follow Dictionary.com

Dictionary.com's Word of the Year is...

jamb1

[jam] /dʒæm/
noun
1.
Architecture, Building Trades.
  1. either of the vertical sides of a doorway, arch, window, or other opening.
  2. either of two stones, timbers, etc., forming the sidepieces for the frame of an opening.
2.
Armor. greave.
Also, jambe.
Origin
1350-1400
1350-1400; Middle English jambe < Middle French: leg, jamb < Late Latin gamba, variant of camba pastern, leg < Greek kampḗ bend of a limb

jamb2

[jam] /dʒæm/
verb (used with object), verb (used without object), Obsolete
1.
jam1 .
Dictionary.com Unabridged
Based on the Random House Dictionary, © Random House, Inc. 2014.
Cite This Source
Examples from the web for jamb
  • Even a door that measures the right size may often need fine-tuning on one or more sides to fit an existing jamb.
  • The white vinyl jamb liner is installed and the sash put back into place.
  • Blades to be one piece aluminum extrusions with gutters designed to catch and direct water to jamb and mullion drains.
  • The fixed meeting rail is fastened at each side jamb with screws.
  • Remove wood spreaders and braces only after the walls are built and jamb anchors are secured.
  • The fasteners are required along each side jamb only.
  • The head stop and side jamb stops are secured with staples.
  • Screw a lag bolt into the jamb, sawing off the head.
  • The frame corners are secured with staples and screws through the jamb liner into the jamb.
British Dictionary definitions for jamb

jamb

/dʒæm/
noun
1.
a vertical side member of a doorframe, window frame, or lining
2.
a vertical inside face of an opening in a wall
Word Origin
C14: from Old French jambe leg, jamb, from Late Latin gamba hoof, hock, from Greek kampē joint
Collins English Dictionary - Complete & Unabridged 2012 Digital Edition
© William Collins Sons & Co. Ltd. 1979, 1986 © HarperCollins
Publishers 1998, 2000, 2003, 2005, 2006, 2007, 2009, 2012
Cite This Source
Word Origin and History for jamb
n.

side-piece of a door, window, etc., early 14c., from Old French jambe "pier, side post of a door," originally "a leg, shank" (12c.), from Late Latin gamba "leg, (horse's) hock" (see gambol).

Online Etymology Dictionary, © 2010 Douglas Harper
Cite This Source

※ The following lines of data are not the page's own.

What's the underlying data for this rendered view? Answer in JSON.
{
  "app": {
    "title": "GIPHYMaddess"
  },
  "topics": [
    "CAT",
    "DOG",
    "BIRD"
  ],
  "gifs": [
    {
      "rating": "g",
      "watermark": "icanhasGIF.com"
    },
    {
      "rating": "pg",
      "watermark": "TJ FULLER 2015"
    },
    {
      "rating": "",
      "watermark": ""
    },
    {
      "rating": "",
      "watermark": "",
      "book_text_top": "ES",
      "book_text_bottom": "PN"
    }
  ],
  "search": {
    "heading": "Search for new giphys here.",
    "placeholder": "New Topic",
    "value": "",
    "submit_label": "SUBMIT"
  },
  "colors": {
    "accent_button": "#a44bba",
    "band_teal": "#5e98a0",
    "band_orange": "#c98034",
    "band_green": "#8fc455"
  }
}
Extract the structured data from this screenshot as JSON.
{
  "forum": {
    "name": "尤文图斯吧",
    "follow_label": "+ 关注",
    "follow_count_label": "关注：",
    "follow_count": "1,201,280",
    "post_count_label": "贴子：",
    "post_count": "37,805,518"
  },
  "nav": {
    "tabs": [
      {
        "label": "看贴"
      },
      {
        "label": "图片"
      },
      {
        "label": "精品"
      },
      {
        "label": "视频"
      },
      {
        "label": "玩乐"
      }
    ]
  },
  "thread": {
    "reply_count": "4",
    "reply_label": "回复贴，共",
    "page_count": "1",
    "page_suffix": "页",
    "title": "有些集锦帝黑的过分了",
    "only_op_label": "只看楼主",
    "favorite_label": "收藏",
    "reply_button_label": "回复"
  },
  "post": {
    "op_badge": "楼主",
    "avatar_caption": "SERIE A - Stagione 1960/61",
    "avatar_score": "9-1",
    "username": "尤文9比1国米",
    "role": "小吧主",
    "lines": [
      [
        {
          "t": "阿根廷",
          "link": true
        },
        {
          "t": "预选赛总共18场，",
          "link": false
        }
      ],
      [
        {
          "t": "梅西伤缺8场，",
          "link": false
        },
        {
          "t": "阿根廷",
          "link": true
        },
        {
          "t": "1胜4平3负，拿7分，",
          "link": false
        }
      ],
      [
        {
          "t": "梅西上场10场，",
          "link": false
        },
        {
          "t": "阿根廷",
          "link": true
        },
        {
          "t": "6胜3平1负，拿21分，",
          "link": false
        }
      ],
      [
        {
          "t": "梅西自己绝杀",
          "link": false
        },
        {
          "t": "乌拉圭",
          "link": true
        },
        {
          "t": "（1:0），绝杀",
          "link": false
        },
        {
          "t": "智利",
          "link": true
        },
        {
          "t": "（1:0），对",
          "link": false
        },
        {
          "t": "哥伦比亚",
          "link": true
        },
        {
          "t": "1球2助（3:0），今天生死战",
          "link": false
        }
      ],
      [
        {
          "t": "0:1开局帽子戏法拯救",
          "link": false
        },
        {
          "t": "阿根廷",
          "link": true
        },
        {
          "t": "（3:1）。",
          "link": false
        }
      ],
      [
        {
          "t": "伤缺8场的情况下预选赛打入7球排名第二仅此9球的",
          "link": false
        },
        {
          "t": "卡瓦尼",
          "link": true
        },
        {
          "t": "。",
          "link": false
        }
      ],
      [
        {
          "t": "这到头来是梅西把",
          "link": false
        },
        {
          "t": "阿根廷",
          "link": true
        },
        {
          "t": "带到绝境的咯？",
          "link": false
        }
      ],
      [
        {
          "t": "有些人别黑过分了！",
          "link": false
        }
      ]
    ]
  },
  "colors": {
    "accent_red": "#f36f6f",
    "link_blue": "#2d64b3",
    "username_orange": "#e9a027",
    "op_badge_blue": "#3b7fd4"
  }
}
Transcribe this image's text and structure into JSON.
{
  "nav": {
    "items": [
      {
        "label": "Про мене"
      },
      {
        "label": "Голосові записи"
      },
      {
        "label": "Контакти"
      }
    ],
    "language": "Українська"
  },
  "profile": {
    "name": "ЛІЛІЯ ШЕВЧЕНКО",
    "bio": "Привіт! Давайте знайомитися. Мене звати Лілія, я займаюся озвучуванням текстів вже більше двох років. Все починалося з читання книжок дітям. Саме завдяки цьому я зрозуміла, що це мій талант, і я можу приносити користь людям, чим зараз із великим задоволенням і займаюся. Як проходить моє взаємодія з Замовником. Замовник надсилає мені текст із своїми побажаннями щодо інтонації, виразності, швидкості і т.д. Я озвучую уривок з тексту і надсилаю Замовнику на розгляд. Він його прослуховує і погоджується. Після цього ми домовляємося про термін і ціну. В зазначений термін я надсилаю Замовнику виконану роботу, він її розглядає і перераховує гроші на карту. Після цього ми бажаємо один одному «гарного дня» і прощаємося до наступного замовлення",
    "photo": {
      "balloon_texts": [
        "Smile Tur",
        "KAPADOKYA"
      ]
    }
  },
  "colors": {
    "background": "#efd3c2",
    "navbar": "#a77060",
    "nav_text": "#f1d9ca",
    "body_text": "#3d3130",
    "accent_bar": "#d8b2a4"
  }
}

Word of the Day

Difficulty index for jamb

Some English speakers likely know this word

Word Value for jamb

15
19
Scrabble Words With Friends

Nearby words for jamb